Items listed in a dataset

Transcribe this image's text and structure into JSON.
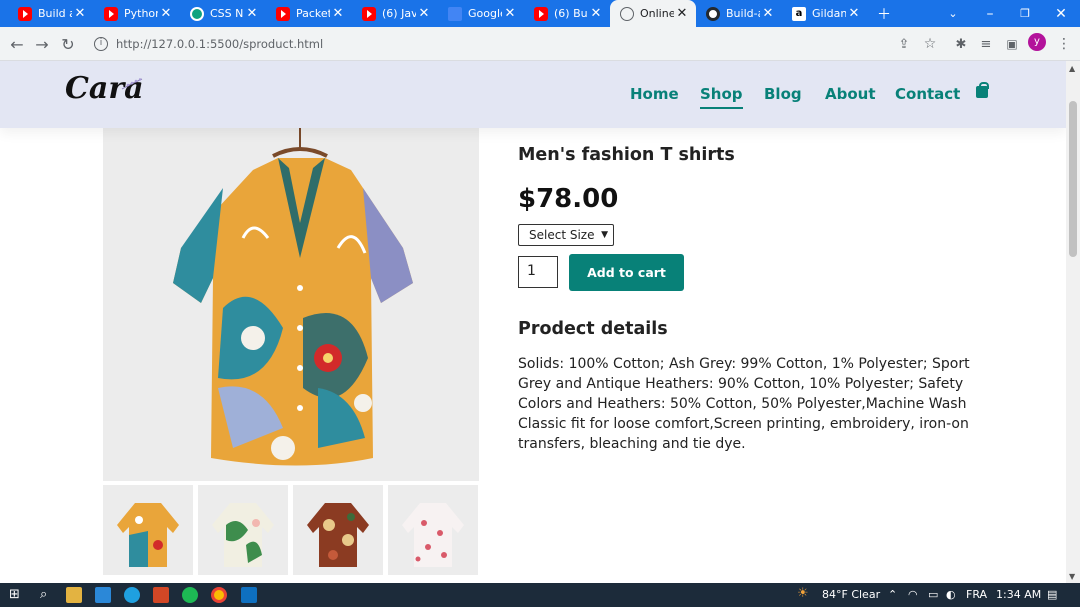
{
  "browser": {
    "tabs": [
      {
        "title": "Build an",
        "icon": "youtube-icon"
      },
      {
        "title": "Python",
        "icon": "youtube-icon"
      },
      {
        "title": "CSS Not",
        "icon": "chatgpt-icon"
      },
      {
        "title": "Packet T",
        "icon": "youtube-icon"
      },
      {
        "title": "(6) JavaS",
        "icon": "youtube-icon"
      },
      {
        "title": "Google",
        "icon": "google-translate-icon"
      },
      {
        "title": "(6) Build",
        "icon": "youtube-icon"
      },
      {
        "title": "Online S",
        "icon": "globe-icon"
      },
      {
        "title": "Build-a",
        "icon": "github-icon"
      },
      {
        "title": "Gildan A",
        "icon": "amazon-icon"
      }
    ],
    "url": "http://127.0.0.1:5500/sproduct.html",
    "profile_initial": "y"
  },
  "site": {
    "logo": "Cara",
    "nav": [
      "Home",
      "Shop",
      "Blog",
      "About",
      "Contact"
    ],
    "active_nav": "Shop",
    "accent_color": "#088178"
  },
  "product": {
    "title": "Men's fashion T shirts",
    "price": "$78.00",
    "size_select": "Select Size",
    "quantity": "1",
    "add_to_cart": "Add to cart",
    "details_heading": "Prodect details",
    "details_text": "Solids: 100% Cotton; Ash Grey: 99% Cotton, 1% Polyester; Sport Grey and Antique Heathers: 90% Cotton, 10% Polyester; Safety Colors and Heathers: 50% Cotton, 50% Polyester,Machine Wash Classic fit for loose comfort,Screen printing, embroidery, iron-on transfers, bleaching and tie dye."
  },
  "taskbar": {
    "weather": "84°F Clear",
    "language": "FRA",
    "time": "1:34 AM"
  }
}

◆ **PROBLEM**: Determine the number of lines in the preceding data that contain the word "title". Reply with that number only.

◆ **SOLUTION FOR THIS PROBLEM**: 11